The growing use of artificial lighting to enhance the night-time environment is having a negative impact on the natural world. Mammals and birds are affected by light, specifically in the way that it impacts on their breeding and feeding habits. This is all reflected in the reports of declining populations around the world. Specifically, bats are affected by the indiscriminate use of outdoor lighting.
Lighting alters the behavior of insects, on which bats rely for food.

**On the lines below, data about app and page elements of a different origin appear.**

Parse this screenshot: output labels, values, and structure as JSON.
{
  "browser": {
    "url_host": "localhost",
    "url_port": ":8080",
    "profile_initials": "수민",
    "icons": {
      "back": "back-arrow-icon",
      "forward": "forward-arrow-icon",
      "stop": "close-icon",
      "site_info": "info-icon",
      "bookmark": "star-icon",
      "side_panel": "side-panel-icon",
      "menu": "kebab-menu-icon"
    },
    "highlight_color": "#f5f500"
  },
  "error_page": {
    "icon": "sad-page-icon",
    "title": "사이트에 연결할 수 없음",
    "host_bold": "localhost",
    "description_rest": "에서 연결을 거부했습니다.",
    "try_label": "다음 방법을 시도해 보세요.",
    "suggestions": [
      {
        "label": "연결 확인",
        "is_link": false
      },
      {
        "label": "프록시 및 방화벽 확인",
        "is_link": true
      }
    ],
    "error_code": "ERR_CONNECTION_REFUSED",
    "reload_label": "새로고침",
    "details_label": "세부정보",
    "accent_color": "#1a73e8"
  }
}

It can also impinge on the access points to bat roosts, putting those roosts, and the young who may be inside them, in danger of being abandoned.
Bats are a protected species, which means that any proposals to make alterations to buildings or structures where it is known that bats roost, or along any known flight paths, need to receive planning approval before any work can be carried out.
It is an offence to:
- intentionally or recklessly disturb a bat in its roost or deliberately disturb a group pf bats
- damage or destroy a bat roosting place
- intentionally or recklessly construct access to a bat roost
The penalties are serious for destroying a bat roost , with up six months’ imprisonment and or a £5000 fine.
‘Could your lighting be disturbing bats?
- This special webinar will look at the practicalities of lighting in the vicinity of a bat population and will discuss methods of removing obtrusive lighting.
The webinar takes place on Wednesday 13 April at 1pm BST and is free if you register here. Please click on the Lux Webinar logo.